|2-07||04:45||Variations for Quintet (2014)||Variations I||flute, piano, violin, viola, cello||20>>21 Ensemble|
|2-08||03:10||Variations for Quintet (2014)||Variations II||flute, piano, violin, viola, cello||20>>21 Ensemble|
|2-09||03:04||"Miniatures" for piano (2014)||3. Return from The Fork||piano||Marija Ilic|
|2-10||04:02||"Y for Henry Flynt" for cello solo (2012)||1. Fuguey Prelude||cello||Christine Kim|
|2-11||04:59||"Y for Henry Flynt" for cello solo (2012)||2. Post-Sonata||cello||Christine Kim|
|2-12||01:30||"Y for Henry Flynt" for cello solo (2012)||3. Quarter-Tone Rondo||cello||Christine Kim|
|2-13||02:18||"Y for Henry Flynt" for cello solo (2012)||4. Slow Scherzo||cello||Christine Kim|
|2-14||04:56||"Capo Finale" for viola and piano (2012)||1. Capo||viola + piano||Daniel Panner, Marija Ilic|
|2-15||04:17||"Vocalise" for flute solo (2014)||Vocalise||flute||Luna Cholang Kang|
|2-16||04:55||"Arbitrage Deux" for clarinet solo (2013)||Arbitrage Deux||clarinet||Katie Porter|
|2-17||04:09||"Arbitrage" for bass clarinet and gongs (2014)||Arbitrage||bass clarinet, gongs||Red Desert|
Addendum about the artists:
- Dedalus Ensemble stands for Amélie Berson (flute), Pierre Stéphane Meugé (alto sax), Didier Aschour (electric guitar), Cyprien Busolini (viola), Deborah Walker (cello), and Thierry Madiot (trombone)
- Red Desert stands for Katie Porter (bass clarinet) and Devin Maxwell (gongs)

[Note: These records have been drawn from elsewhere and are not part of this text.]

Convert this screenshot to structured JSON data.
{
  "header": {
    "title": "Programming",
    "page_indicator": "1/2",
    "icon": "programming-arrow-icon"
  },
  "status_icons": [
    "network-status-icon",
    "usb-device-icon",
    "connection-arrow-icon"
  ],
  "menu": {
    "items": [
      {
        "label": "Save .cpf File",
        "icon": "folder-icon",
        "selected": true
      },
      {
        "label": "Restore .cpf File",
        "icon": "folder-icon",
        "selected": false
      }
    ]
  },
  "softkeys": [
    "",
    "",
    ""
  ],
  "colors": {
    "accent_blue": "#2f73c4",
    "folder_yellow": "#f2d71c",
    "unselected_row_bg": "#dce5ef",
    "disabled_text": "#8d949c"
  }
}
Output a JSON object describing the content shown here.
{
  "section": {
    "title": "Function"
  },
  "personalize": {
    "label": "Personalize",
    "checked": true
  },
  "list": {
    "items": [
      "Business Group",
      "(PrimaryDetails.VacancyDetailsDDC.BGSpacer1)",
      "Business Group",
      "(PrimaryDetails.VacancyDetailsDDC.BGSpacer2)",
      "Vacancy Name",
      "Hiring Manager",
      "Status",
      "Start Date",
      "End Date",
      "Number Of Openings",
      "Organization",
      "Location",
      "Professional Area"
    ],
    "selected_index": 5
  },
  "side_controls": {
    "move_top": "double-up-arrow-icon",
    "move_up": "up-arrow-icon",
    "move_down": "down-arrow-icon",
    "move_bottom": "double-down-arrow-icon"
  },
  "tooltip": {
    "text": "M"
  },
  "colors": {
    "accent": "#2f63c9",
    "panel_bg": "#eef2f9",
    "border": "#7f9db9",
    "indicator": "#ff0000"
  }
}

- 20>>21 Ensemble features Itay Lantner (flute), Yael Manor (piano), Jessica Park (violin), Erin Wight (viola), and Clara Kennedy (cello)